[Dataset entries — start]
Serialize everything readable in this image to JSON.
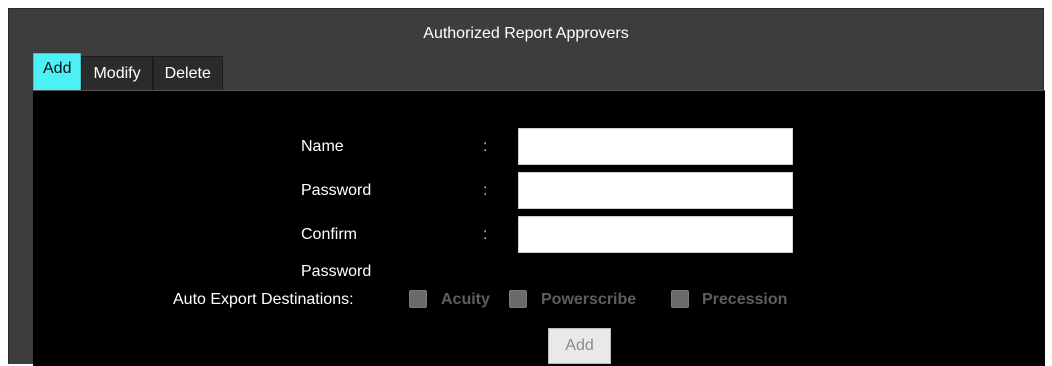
{
  "dialog": {
    "title": "Authorized Report Approvers"
  },
  "tabs": [
    {
      "label": "Add",
      "active": true
    },
    {
      "label": "Modify",
      "active": false
    },
    {
      "label": "Delete",
      "active": false
    }
  ],
  "form": {
    "name_label": "Name",
    "password_label": "Password",
    "confirm_password_label": "Confirm Password",
    "separator": ":",
    "name_value": "",
    "password_value": "",
    "confirm_password_value": ""
  },
  "export": {
    "label": "Auto Export Destinations:",
    "options": [
      {
        "label": "Acuity",
        "checked": false,
        "enabled": false
      },
      {
        "label": "Powerscribe",
        "checked": false,
        "enabled": false
      },
      {
        "label": "Precession",
        "checked": false,
        "enabled": false
      }
    ]
  },
  "actions": {
    "add_label": "Add",
    "add_enabled": false
  },
  "colors": {
    "active_tab": "#4cf0f5",
    "panel_bg": "#000000",
    "window_bg": "#3d3d3d"
  }
}
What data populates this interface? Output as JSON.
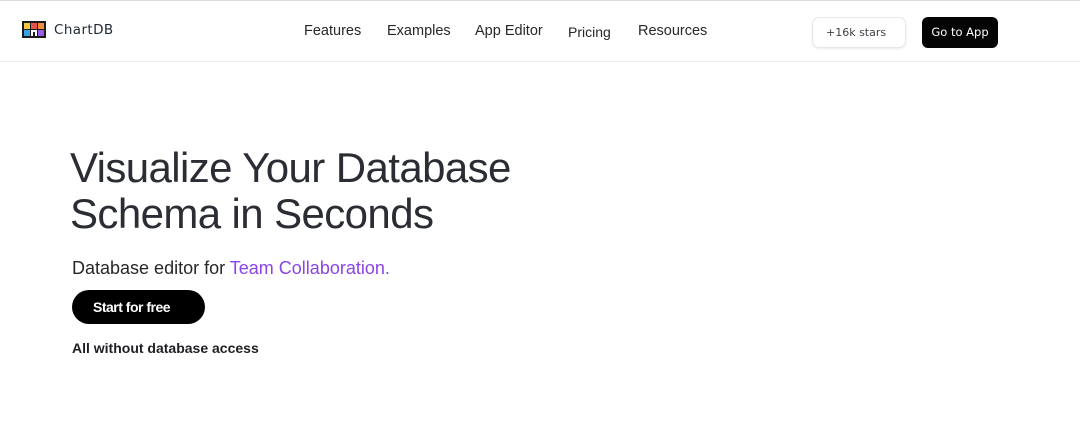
{
  "header": {
    "brand_name": "ChartDB",
    "logo_icon": "chartdb-logo-icon",
    "nav": [
      {
        "label": "Features"
      },
      {
        "label": "Examples"
      },
      {
        "label": "App Editor"
      },
      {
        "label": "Pricing"
      },
      {
        "label": "Resources"
      }
    ],
    "stars_label": "+16k stars",
    "cta_label": "Go to App"
  },
  "hero": {
    "title_line1": "Visualize Your Database",
    "title_line2": "Schema in Seconds",
    "subtitle_prefix": "Database editor for",
    "subtitle_highlight": "Team Collaboration.",
    "cta_label": "Start for free",
    "note": "All without database access"
  },
  "colors": {
    "accent": "#8a44e8",
    "button_bg": "#000000",
    "text": "#2a2d34"
  }
}
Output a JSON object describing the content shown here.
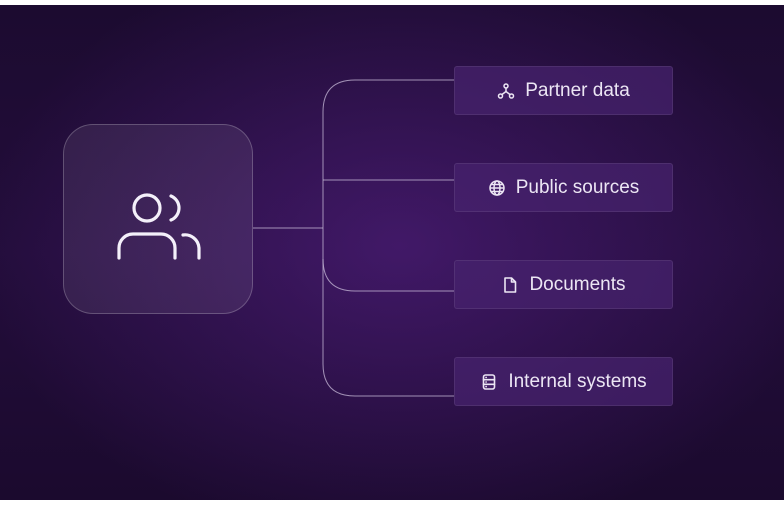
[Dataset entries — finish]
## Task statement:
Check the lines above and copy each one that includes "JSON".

## Response area:
Serialize everything readable in this image to JSON.
What data populates this interface? Output as JSON.
Output a JSON object describing the content shown here.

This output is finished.